LA coach Frank Vogel said the team has to strike a balance between keeping James in rhythm and getting him adequate rest. It will be a collaborative effort, but Vogel would like to err on the side of caution.
"I made a joke with him last year that he basically should be retired from practice because of his tenure and his years and all that stuff," Vogel said Monday. "We’re always going to follow his lead with how he’s feeling."
Judging by last season, Father Time has so far eluded James.
He was the runner-up for MVP award, averaging 25.3 points, 7.8 rebounds and a league-leading 10.2 assists a game.
Then in the playoffs, he averaged 27.6 points, 10.8 rebounds and 8.8 assists, leading the Lakers to their record-tying 17th championship.
But he was very transparent about how mentally and physically grueling the NBA Bubble was for him.
In October, he called it the "most challenging" thing he'd ever done in his career, adding, "it played with your mind, it played with your body." He even thought about leaving, wondering, "Is this worth sacrificing my family?
But James stuck it through, pouring his heart out in an attempt to prove to himself he could win a championship in the Western Conference and earn the respect of dubious Lakers fans.
Now, he's right back at it.
And the pressure is only amplified.
"I guess the bullseye just becomes even greater, if that's even possible," James said. "For me personally, the bullseye has always been on my back -- or my front -- since I entered the league. You add in the Laker name on top of that, the Lakers' franchise, the bullseye has been on this franchise for a long time as well. Understanding that everyone's going to come at us, everyone's going to try and take away from us defending our title."
It's a challenge James embraces.
After all, last Wednesday he agreed to a two-year, $85 million contract extension with the Lakers that will take him through the 2022-2023 season.
What comes after that is a mystery.
Even to James.
"At the end of this contract, I'll be in year 20," he said. "The best thing about it is the year I'll be a free agent will be the same year my oldest son [Bronny] graduates high school. So I'll have some options to see, for me, personally, what I want to do forward, being around my family, being around my son more or continue to play this game I love with great health and great spirits. We'll see."
As of right now, James is focused on his present.
He said he's very happy about the Lakers' offseason moves, which included adding Montrezl Harrell, the reigning Sixth Man of the Year, Dennis Schroder, the runner-up for Sixth Man of the Year, Wesley Matthews, who has a wealth of playoff experience, and Marc Gasol, a three-time All-Star who won a championship with Toronto in 2019.
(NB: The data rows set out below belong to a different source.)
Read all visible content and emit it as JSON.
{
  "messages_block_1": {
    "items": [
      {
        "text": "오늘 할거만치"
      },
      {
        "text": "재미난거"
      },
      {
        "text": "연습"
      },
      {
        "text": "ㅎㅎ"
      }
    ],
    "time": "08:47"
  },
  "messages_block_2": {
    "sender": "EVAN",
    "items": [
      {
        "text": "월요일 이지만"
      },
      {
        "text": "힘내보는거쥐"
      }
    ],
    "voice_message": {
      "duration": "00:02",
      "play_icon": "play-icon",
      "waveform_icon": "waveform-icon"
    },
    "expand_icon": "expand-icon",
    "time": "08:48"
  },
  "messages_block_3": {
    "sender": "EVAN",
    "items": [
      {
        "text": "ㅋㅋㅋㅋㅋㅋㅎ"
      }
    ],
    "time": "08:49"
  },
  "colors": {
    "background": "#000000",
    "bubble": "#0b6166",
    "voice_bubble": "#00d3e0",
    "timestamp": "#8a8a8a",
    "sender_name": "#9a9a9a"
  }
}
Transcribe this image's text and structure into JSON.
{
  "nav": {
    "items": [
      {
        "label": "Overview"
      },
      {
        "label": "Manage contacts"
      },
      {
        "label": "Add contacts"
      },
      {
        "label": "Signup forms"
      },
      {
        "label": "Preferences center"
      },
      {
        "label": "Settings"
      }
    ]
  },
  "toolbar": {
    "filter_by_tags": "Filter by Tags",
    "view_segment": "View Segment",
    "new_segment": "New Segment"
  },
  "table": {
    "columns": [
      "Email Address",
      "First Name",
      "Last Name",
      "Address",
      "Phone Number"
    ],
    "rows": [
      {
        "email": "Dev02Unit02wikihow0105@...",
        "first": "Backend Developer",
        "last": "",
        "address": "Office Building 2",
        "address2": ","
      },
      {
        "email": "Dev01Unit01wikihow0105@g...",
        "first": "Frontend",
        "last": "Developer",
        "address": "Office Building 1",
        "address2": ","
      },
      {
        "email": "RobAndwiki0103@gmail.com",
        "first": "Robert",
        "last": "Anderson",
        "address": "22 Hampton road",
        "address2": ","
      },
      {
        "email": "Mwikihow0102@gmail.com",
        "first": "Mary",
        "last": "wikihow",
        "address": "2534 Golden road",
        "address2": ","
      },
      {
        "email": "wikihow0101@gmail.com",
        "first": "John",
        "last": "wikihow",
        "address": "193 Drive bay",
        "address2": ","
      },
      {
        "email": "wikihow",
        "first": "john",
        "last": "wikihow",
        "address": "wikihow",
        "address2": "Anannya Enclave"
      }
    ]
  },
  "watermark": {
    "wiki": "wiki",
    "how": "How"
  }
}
That mix should bring a new energy.
"You’ve got guys just hungry to make a mark on their career and do it at a high level," James said. "And we’ve got some guys that’s here that’s not satisfied with just winning one title. You add that all together, I think it’s going to be great for our ballclub."
The Lakers are in a unique position.
And James knows they have a chance to do something special.
"Playing this game, you want to be remembered," James said. "You want to be legendary. You want to be remembered perhaps as one of the greatest teams, or the greatest players, whatever the case may be. The best way to do that to win, and to win at the highest level."
So even though his body is aching, James is appreciating every second of it.
He knows not many players get this opportunity.
"I've been blessed to be a part of 18 straight training camps," he said. "And I'll never take that for granted."
Melissa Rohlin is an NBA reporter for FOX Sports. She has previously covered the league for Sports Illustrated, the Los Angeles Times, the Bay Area News Group and the San Antonio Express-News.